An introductory talk to QRack can be found here Intro to Qrack: a framework for fast quantum simulation by Daniel Strano | Quantum Software Talks.
Qrack is a C++ quantum bit and gate simulator, with the ability to support arbitrary numbers of entangled qubits - up to system limitations. Suitable for embedding in other projects, the
Qrack::QInterface contains a full and performant collection of standard quantum gates, as well as variations suitable for register operations and arbitrary rotations.

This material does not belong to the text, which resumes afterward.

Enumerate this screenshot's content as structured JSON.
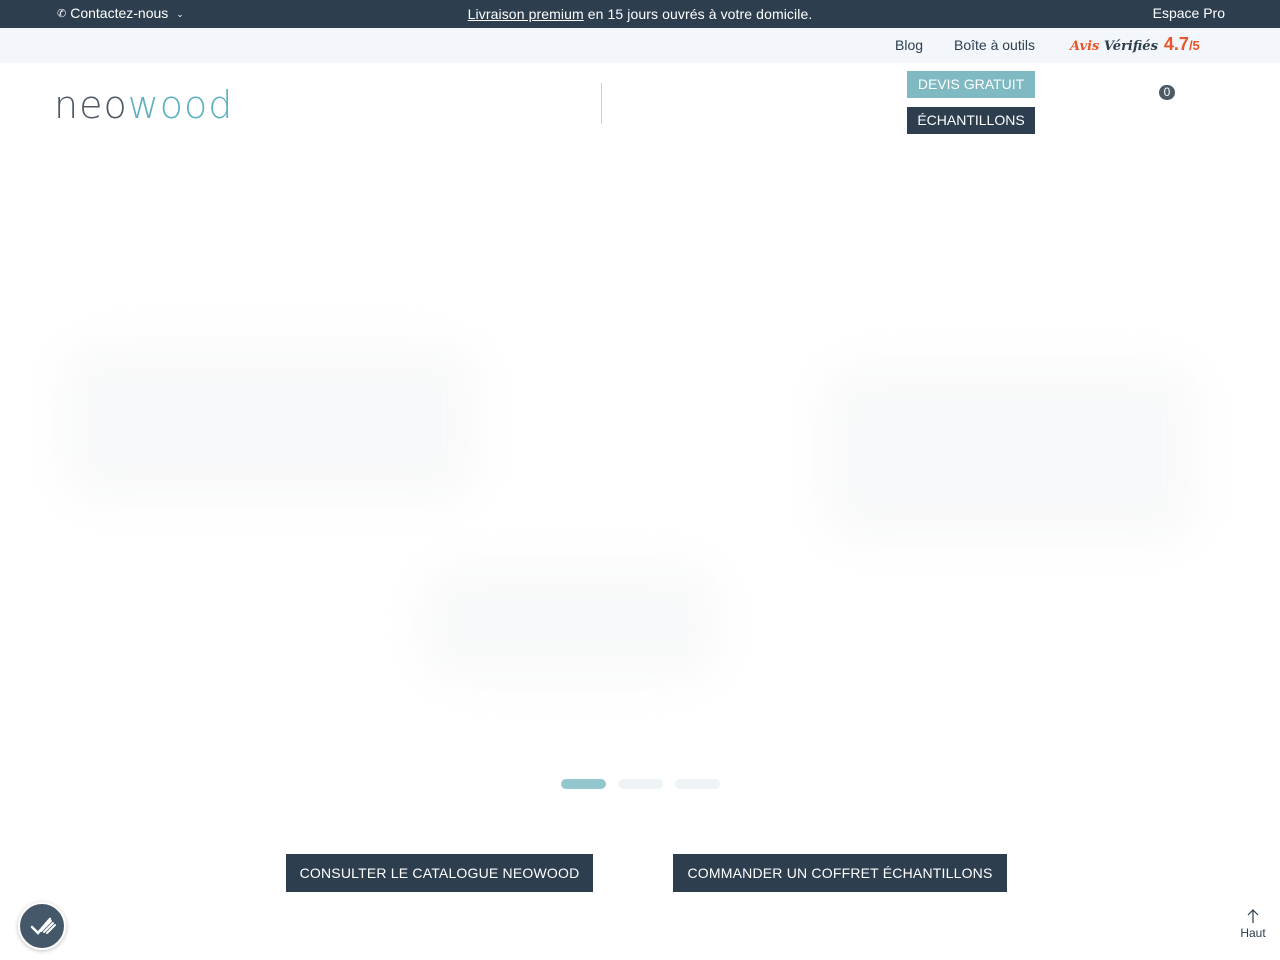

The developers of Qrack maintain a fork of the ProjectQ quantum computer compiler which can use Qrack as the simulator, generally. This stack is also compatible with the SimulaQron quantum network simulator. Further, we maintain a QrackProvider for Qiskit. Both ProjectQ and Qiskit integrations for Qrack support the PennyLane stack. (For Qiskit, a fork of the Qiskit plugin provides support for a “QrackDevice”.) Qrack’s developers are not directly affiliated with any of these projects, but we thank them for their contribution to the open source quantum computing community!
As a demonstration of the
Qrack::QInterface implementation, a MOS-6502 microprocessor [MOS-6502] virtual machine has been modified with a set of new opcodes (MOS-6502Q Opcodes) supporting quantum operations. The vm6502q virtual machine exposes new integrated quantum opcodes such as Hadamard transforms and an X-indexed LDA, with the X register in superposition, across a page of memory. An assembly example of a Grover’s search with a simple oracle function is demonstrated in the examples repository.
Qrack with tools designed to control, extend and visualize data emanating to and from Quantum circuits utilising Docker can be found here ThereminQ. QRack integerated with Unity game creation framework and quantum physics engine can be found here OpenRelativity.
Copyright (c) Daniel Strano 2017-2022 and the Qrack contributors. All rights reserved.
Daniel Strano would like to specifically note that Benn Bollay is almost entirely responsible for the original implementation of QUnit and tooling, including unit tests, in addition to large amounts of work on the documentation and many other various contributions in intensive reviews. Also, thank you to Marek Karcz for supplying an awesome base classical 6502 emulator for proof-of-concept.